Although preoperative selective embolization of feeding arteries has decreased intraopreative blood loss and made it possible to resect even the large tumors, recently, endoscopic surgery for the early stage of JNA has been reported to be performed without preoperative embolization [9]. Endoscopic endonasal transturbinate approach to the PPF allowed the surgeon improved visualization and accessibility to the PPF. This enables to manage the feeder to the tumor safely and to reduce the intraoperative blood loss, leading to the reduced requirement of preoperative interventional radiology and less morbidity.

In conclusion, endoscopic endonasal transturbinate approach to the PPF is effective for the management of the early stage of JNA.

References

  1. D. Solari, F. Magro, P. Cappabianca et al., “Anatomical study of the pterygopalatine fossa using an endoscopic endonasal approach: spatial relations and distances between surgical landmarks,” Journal of Neurosurgery, vol. 106, no. 1, pp. 157–163, 2007. View at Publisher · View at Google Scholar · View at Scopus
  2. P. J. Wormald and A. van Hasselt, “Endoscopic removal of juvenile angiofibromas,” Otolaryngology—Head & Neck Surgery, vol. 129, no. 6, pp. 684–691, 2003. View at Publisher · View at Google Scholar · View at Scopus

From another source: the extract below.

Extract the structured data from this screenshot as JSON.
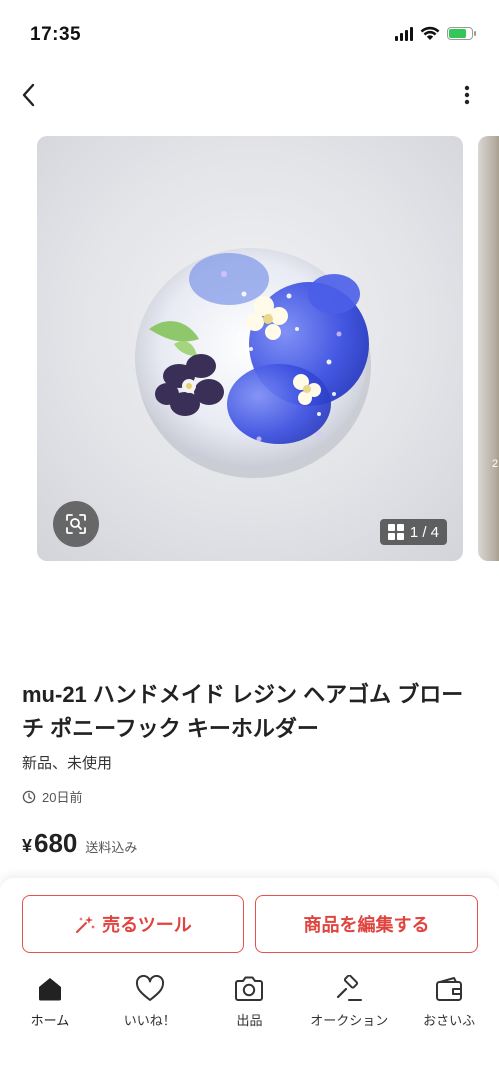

  3. D. Radkowski, T. McGill, G. B. Healy, L. Ohlms, and D. T. Jones, “Angiofibroma: changes in staging and treatment,” Archives of Otolaryngology—Head & Neck Surgery, vol. 122, no. 2, pp. 122–129, 1996. View at Google Scholar · View at Scopus
  4. J. Huang, R. Sacks, and M. Forer, “Endoscopic resection of juvenile nasopharyngeal angiofibroma,” Annals of Otology, Rhinology and Laryngology, vol. 118, no. 11, pp. 764–768, 2009. View at Google Scholar · View at Scopus

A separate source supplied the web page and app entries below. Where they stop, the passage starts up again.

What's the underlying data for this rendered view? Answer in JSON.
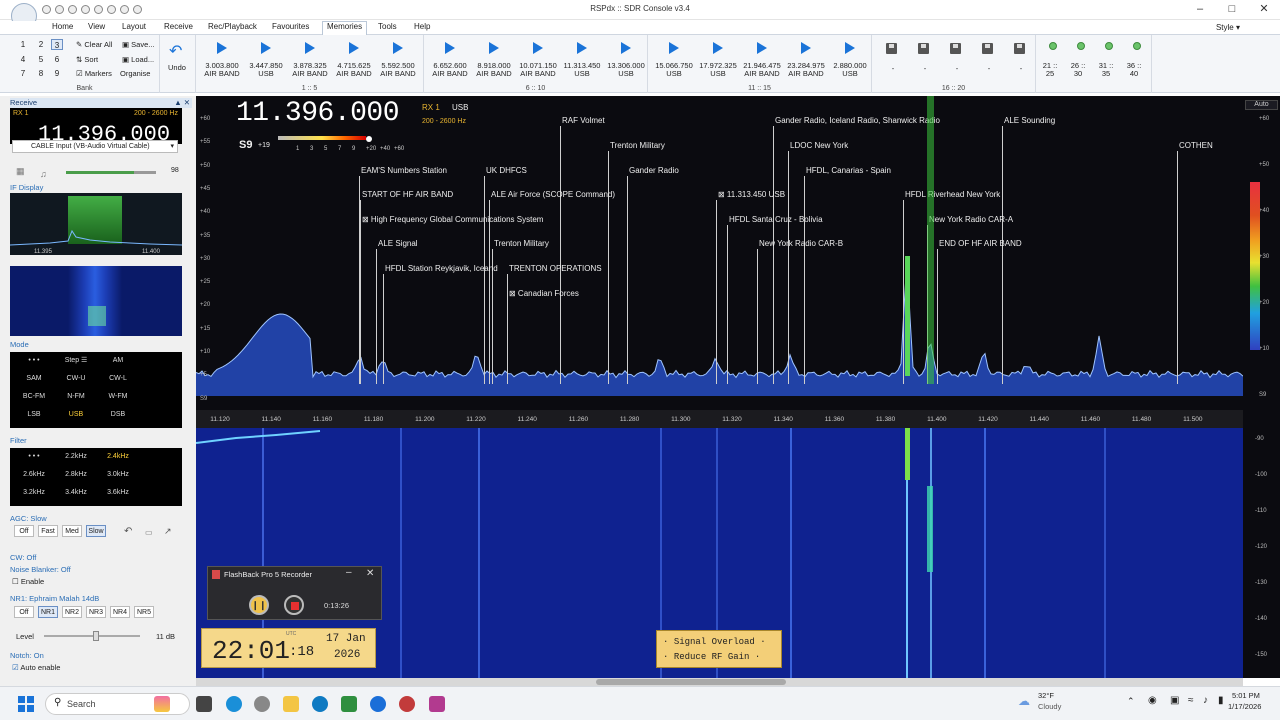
{
  "window": {
    "title": "RSPdx :: SDR Console v3.4",
    "style_label": "Style"
  },
  "menu": [
    "Home",
    "View",
    "Layout",
    "Receive",
    "Rec/Playback",
    "Favourites",
    "Memories",
    "Tools",
    "Help"
  ],
  "bank": {
    "numbers": [
      "1",
      "2",
      "3",
      "4",
      "5",
      "6",
      "7",
      "8",
      "9"
    ],
    "selected": "3",
    "clear_all": "Clear All",
    "save": "Save...",
    "sort": "Sort",
    "load": "Load...",
    "markers": "Markers",
    "organise": "Organise",
    "label": "Bank",
    "undo": "Undo"
  },
  "memory_groups": [
    {
      "label": "1 :: 5",
      "items": [
        {
          "freq": "3.003.800",
          "mode": "AIR BAND"
        },
        {
          "freq": "3.447.850",
          "mode": "USB"
        },
        {
          "freq": "3.878.325",
          "mode": "AIR BAND"
        },
        {
          "freq": "4.715.625",
          "mode": "AIR BAND"
        },
        {
          "freq": "5.592.500",
          "mode": "AIR BAND"
        }
      ]
    },
    {
      "label": "6 :: 10",
      "items": [
        {
          "freq": "6.652.600",
          "mode": "AIR BAND"
        },
        {
          "freq": "8.918.000",
          "mode": "AIR BAND"
        },
        {
          "freq": "10.071.150",
          "mode": "AIR BAND"
        },
        {
          "freq": "11.313.450",
          "mode": "USB"
        },
        {
          "freq": "13.306.000",
          "mode": "USB"
        }
      ]
    },
    {
      "label": "11 :: 15",
      "items": [
        {
          "freq": "15.066.750",
          "mode": "USB"
        },
        {
          "freq": "17.972.325",
          "mode": "USB"
        },
        {
          "freq": "21.946.475",
          "mode": "AIR BAND"
        },
        {
          "freq": "23.284.975",
          "mode": "AIR BAND"
        },
        {
          "freq": "2.880.000",
          "mode": "USB"
        }
      ]
    },
    {
      "label": "16 :: 20",
      "items": [
        "-",
        "-",
        "-",
        "-",
        "-"
      ]
    }
  ],
  "memory_extra": [
    {
      "a": "21 ::",
      "b": "25"
    },
    {
      "a": "26 ::",
      "b": "30"
    },
    {
      "a": "31 ::",
      "b": "35"
    },
    {
      "a": "36 ::",
      "b": "40"
    }
  ],
  "receive": {
    "header": "Receive",
    "rx": "RX 1",
    "bw": "200 - 2600 Hz",
    "freq_partial": "11.396.000",
    "input": "CABLE Input (VB-Audio Virtual Cable)",
    "volume": "98"
  },
  "if_display": {
    "header": "IF Display",
    "tick1": "11.395",
    "tick2": "11.400"
  },
  "mode": {
    "header": "Mode",
    "buttons": [
      "• • •",
      "Step ☰",
      "AM",
      "SAM",
      "CW-U",
      "CW-L",
      "BC-FM",
      "N-FM",
      "W-FM",
      "LSB",
      "USB",
      "DSB"
    ],
    "selected": "USB"
  },
  "filter": {
    "header": "Filter",
    "buttons": [
      "• • •",
      "2.2kHz",
      "2.4kHz",
      "2.6kHz",
      "2.8kHz",
      "3.0kHz",
      "3.2kHz",
      "3.4kHz",
      "3.6kHz"
    ],
    "selected": "2.4kHz"
  },
  "agc": {
    "header": "AGC: Slow",
    "buttons": [
      "Off",
      "Fast",
      "Med",
      "Slow"
    ],
    "selected": "Slow"
  },
  "cw": {
    "header": "CW: Off"
  },
  "nb": {
    "header": "Noise Blanker: Off",
    "enable": "Enable"
  },
  "nr": {
    "header": "NR1: Ephraim Malah 14dB",
    "buttons": [
      "Off",
      "NR1",
      "NR2",
      "NR3",
      "NR4",
      "NR5"
    ],
    "selected": "NR1",
    "level_label": "Level",
    "level_value": "11 dB"
  },
  "notch": {
    "header": "Notch: On",
    "auto": "Auto enable"
  },
  "display": {
    "freq": "11.396.000",
    "rx": "RX 1",
    "mode": "USB",
    "bw": "200 - 2600 Hz",
    "smeter": "S9",
    "smeter_plus": "+19",
    "scale": [
      "1",
      "3",
      "5",
      "7",
      "9",
      "+20",
      "+40",
      "+60"
    ],
    "auto": "Auto"
  },
  "spectrum_y": [
    "+60",
    "+55",
    "+50",
    "+45",
    "+40",
    "+35",
    "+30",
    "+25",
    "+20",
    "+15",
    "+10",
    "+5",
    "S9"
  ],
  "right_y": [
    "+60",
    "+50",
    "+40",
    "+30",
    "+20",
    "+10",
    "S9"
  ],
  "freq_ticks": [
    "11.120",
    "11.140",
    "11.160",
    "11.180",
    "11.200",
    "11.220",
    "11.240",
    "11.260",
    "11.280",
    "11.300",
    "11.320",
    "11.340",
    "11.360",
    "11.380",
    "11.400",
    "11.420",
    "11.440",
    "11.460",
    "11.480",
    "11.500"
  ],
  "wf_right": [
    "-90",
    "-100",
    "-110",
    "-120",
    "-130",
    "-140",
    "-150"
  ],
  "markers": [
    {
      "text": "RAF Volmet"
    },
    {
      "text": "Trenton Military"
    },
    {
      "text": "Gander Radio"
    },
    {
      "text": "Gander Radio, Iceland Radio, Shanwick Radio"
    },
    {
      "text": "LDOC New York"
    },
    {
      "text": "HFDL, Canarias - Spain"
    },
    {
      "text": "ALE Sounding"
    },
    {
      "text": "COTHEN"
    },
    {
      "text": "EAM'S Numbers Station"
    },
    {
      "text": "UK DHFCS"
    },
    {
      "text": "START OF HF AIR BAND"
    },
    {
      "text": "ALE  Air Force (SCOPE Command)"
    },
    {
      "text": "⊠ 11.313.450 USB"
    },
    {
      "text": "HFDL Riverhead New York"
    },
    {
      "text": "⊠ High Frequency Global Communications System"
    },
    {
      "text": "HFDL Santa Cruz - Bolivia"
    },
    {
      "text": "New York Radio CAR-A"
    },
    {
      "text": "ALE Signal"
    },
    {
      "text": "Trenton Military"
    },
    {
      "text": "New York Radio CAR-B"
    },
    {
      "text": "END OF HF AIR BAND"
    },
    {
      "text": "HFDL Station Reykjavik, Iceand"
    },
    {
      "text": "TRENTON OPERATIONS"
    },
    {
      "text": "⊠ Canadian Forces"
    }
  ],
  "recorder": {
    "title": "FlashBack Pro 5 Recorder",
    "time": "0:13:26"
  },
  "clock": {
    "hm": "22:01",
    "sec": ":18",
    "tz": "UTC",
    "date": "17 Jan",
    "year": "2026"
  },
  "overload": {
    "line1": "Signal Overload",
    "line2": "Reduce RF Gain"
  },
  "taskbar": {
    "search": "Search",
    "temp": "32°F",
    "weather": "Cloudy",
    "time": "5:01 PM",
    "date": "1/17/2026"
  }
}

  5. M. K. Chen, Y. L. Tsai, K. W. Lee, and C. C. Chang, “Strictly endoscopic and harmonic scalpel-assisted surgery of nasopharyngeal angiofibromas: eligible for advanced stage tumors,” Acta Oto-Laryngologica, vol. 126, no. 12, pp. 1321–1325, 2006. View at Publisher · View at Google Scholar · View at Scopus
  6. L. M. Cavallo, A. Messina, P. Gardner et al., “Extended endoscopic endonasal approach to the pterygopalatine fossa: anatomical study and clinical considerations,” Neurosurgical Focus, vol. 19, no. 1, p. E5, 2005. View at Google Scholar · View at Scopus
  7. D. Passàli, F. M. Passàli, V. Damiani, G. C. Passàli, and L. Bellussi, “Treatment of inferior turbinate hypertrophy: a randomized clinical trial,” Annals of Otology, Rhinology and Laryngology, vol. 112, no. 8, pp. 683–688, 2003. View at Google Scholar · View at Scopus
  8. Y. Hinohira, M. Hyodo, and K. Gyo, “Submucous inferior turbinotomy cooperating with combined antrostomies for endonasal eradication of severe and intractable sinusitis,” Auris Nasus Larynx, vol. 36, no. 2, pp. 162–167, 2009. View at Publisher · View at Google Scholar · View at Scopus
  9. I. Yiotakis, A. Eleftheriadou, D. Davilis et al., “Juvenile nasopharyngeal angiofibroma stages I and II: a comparative study of surgical approaches,” International Journal of Pediatric Otorhinolaryngology, vol. 72, no. 6, pp. 793–800, 2008. View at Publisher · View at Google Scholar · View at Scopus